As cloud infrastructure from Microsoft, Amazon and Google becomes the backbone of so many computing environments the margin for error on hosted applications has become razor thin. If a core solution goes down for even a short spell that could mean disaster—or at the very least, very angry customers. The rise of cloud computing has led to a surge in demand for cloud infrastructure monitoring to make sure all is working as it should. Two of the emerging players are Datadog (DDOG) and Dynatrace (DT). Let’s take a look at these two cloud computing stocks and see which one looks better right now.
Cloud Computing Stock #1: Datadog (DDOG)
Datadog, with a market cap of $34 billion, is one of the leaders in the cloud infrastructure monitoring market. It’s particularly strong in public cloud monitoring and is rapidly expanding into the private cloud and on-premise environments as well.
The company’s supernormal growth rate – revenue was up 70% in 2021 – reflects that Datadog is signing customers left and right. Why?
Datadog has what’s arguably the best platform across the three core markets in monitoring. These include infrastructure monitoring (where it is the leader), application program monitoring (APM), and logging.
It hasn’t been as strong in the latter two markets, where Dynatrace, which I’ll discuss in a minute, and Splunk (SPLK) are the respective leaders. That said, Datadog is likely the best positioned to grab customers who want one vendor to cover their needs across all three monitoring markets.
The company went public at 27 in September 2019, got off to a strong start and worked its way to 50 just prior to the pandemic. Shares ran as high as 190 before topping with most growth stocks in November and retreating down to the low 80s in June. Since that bottom, shares have traded 33% higher.
A good portion of that rally was fueled by both current and anticipated demand for monitoring solutions due to the work-from-home (WFH) movement and other factors driving users to cloud-based environments.
Looking forward, analysts expect Datadog to grow revenues by another 62.5% this year, with earnings per share expected to nearly double. The valuation is sky-high, but that hasn’t slowed DDOG down much in the past. The long-term trajectory and outlook for this stock remains very much up.
Cloud Computing Stock #2: Dynatrace (DT)
Dynatrace, which has a market cap of $11 billion, plays in the same general market as Datadog but comes at it from a different angle. The company is best known for strength in application performance monitoring (APM), an area where a new state-of-the-art platform better meets customer needs across on-premise, private cloud, and public cloud solutions.
Like Datadog, Dynatrace is also branching out into other areas of monitoring, including infrastructure monitoring (Datadog’s strength) and log management (Splunk’s strength).

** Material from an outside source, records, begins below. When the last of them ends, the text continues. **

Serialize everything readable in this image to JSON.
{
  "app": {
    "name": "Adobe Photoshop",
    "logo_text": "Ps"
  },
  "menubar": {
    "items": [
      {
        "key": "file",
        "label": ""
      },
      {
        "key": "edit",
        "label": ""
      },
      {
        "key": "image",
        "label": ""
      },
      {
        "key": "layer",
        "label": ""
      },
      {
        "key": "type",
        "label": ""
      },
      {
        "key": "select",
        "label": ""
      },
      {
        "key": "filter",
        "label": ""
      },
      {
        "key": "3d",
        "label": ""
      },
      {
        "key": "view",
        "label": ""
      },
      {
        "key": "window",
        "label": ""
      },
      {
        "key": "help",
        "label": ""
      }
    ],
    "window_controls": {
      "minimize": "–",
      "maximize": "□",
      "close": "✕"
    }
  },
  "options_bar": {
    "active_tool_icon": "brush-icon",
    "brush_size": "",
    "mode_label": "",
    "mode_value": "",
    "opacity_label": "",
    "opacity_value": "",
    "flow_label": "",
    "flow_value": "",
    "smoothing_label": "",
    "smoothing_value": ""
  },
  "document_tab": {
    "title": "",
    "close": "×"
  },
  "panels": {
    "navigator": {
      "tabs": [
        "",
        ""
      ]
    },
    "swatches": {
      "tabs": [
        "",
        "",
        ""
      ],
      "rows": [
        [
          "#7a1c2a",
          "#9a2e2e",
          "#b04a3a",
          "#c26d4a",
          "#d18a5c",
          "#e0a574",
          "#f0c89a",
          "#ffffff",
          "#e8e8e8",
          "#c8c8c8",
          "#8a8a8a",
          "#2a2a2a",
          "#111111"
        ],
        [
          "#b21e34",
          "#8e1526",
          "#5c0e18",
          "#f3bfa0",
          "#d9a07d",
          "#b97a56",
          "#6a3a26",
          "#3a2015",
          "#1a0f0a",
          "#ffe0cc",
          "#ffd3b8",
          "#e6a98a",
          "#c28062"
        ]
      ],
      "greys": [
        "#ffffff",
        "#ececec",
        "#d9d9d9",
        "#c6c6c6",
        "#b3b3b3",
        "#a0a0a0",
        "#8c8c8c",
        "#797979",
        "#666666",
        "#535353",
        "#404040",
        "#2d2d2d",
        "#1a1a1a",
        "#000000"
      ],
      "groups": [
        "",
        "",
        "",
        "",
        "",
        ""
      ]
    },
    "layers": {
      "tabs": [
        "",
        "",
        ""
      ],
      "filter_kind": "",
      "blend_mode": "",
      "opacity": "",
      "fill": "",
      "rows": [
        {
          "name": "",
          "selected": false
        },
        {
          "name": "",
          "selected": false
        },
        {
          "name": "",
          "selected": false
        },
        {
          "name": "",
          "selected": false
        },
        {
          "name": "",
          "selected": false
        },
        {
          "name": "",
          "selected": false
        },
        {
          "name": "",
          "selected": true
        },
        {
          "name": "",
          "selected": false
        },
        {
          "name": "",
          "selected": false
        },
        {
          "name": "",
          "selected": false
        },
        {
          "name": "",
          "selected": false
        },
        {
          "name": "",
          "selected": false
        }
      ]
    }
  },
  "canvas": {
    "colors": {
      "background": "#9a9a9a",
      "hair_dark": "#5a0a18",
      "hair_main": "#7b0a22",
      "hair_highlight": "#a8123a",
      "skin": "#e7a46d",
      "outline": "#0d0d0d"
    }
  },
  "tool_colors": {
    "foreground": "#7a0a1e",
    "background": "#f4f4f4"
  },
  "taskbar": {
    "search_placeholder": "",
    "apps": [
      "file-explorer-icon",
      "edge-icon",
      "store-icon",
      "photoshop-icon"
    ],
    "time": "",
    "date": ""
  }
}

The company’s historical financial statements are somewhat messy because it was spun out by Thoma Bravo in 2014. Management retooled the business from 2013 to 2016 to take advantage of newer technologies and transition to a subscription business model, which coincided with the release of the aforementioned platform.
This transition is why fiscal 2019 revenue was only up 8%, but revenue growth in fiscal 2020 and 2021 were a much more impressive 27% and 29%, respectively. This year, analysts are looking for 30% revenue growth again, though earnings are expected to be flat.
Like DDOG, DT peaked with growth stocks in November and subsequently traded down by as much as 60% in May. Shares quickly rebounded off the May lows and entered a trading range that it’s resided in since June.
Here’s what the chart looks like.
Which Cloud Computing Stock is the Better Buy?
Like many stocks that get lumped into the same group, Datadog and Dynatrace are similar, but different. In their specialized monitoring market they’re each stronger in different areas. Datadog has a market cap that’s triple that of Dynatrace and is growing much faster. But its revenue base is slightly smaller and is not as profitable.
Expectations for both cloud computing stocks are very high, though both already are well off all-time highs. You can view the recent pullbacks in both stocks as buying opportunities, though you might want to wait for DT to break out of its range before getting in.
Regardless of entry point, both stocks represent ways to play future demand for automating and monitoring cloud-based computing environments.
For investors that want exposure to this market I wouldn’t advocate buying one over the other at this stage. Just like there’s no reason to argue for owning Microsoft (MSFT) over Amazon (AMZN), or Visa (V) over Mastercard (MC), or so many other great companies that play in the same sandbox, both Datadog and Dynatrace are attractive to me.
It’s not out of the realm of possibilities to see a tie-up of these two companies in the future, or see one (or both) be acquired by other large tech firms looking to boost their infrastructure monitoring offerings.
Long-term growth investors could do a lot worse than starting to accumulate a position in both DDOG and DT on their current pullbacks.
For investors currently in these cloud computing stocks, I think both are good to hold on to given the future growth potential.
Do you own any cloud computing stocks not named Dynatrace or Datadog? Tell us about them in the comments below!
*This post has been updated from an original version, published in 2020.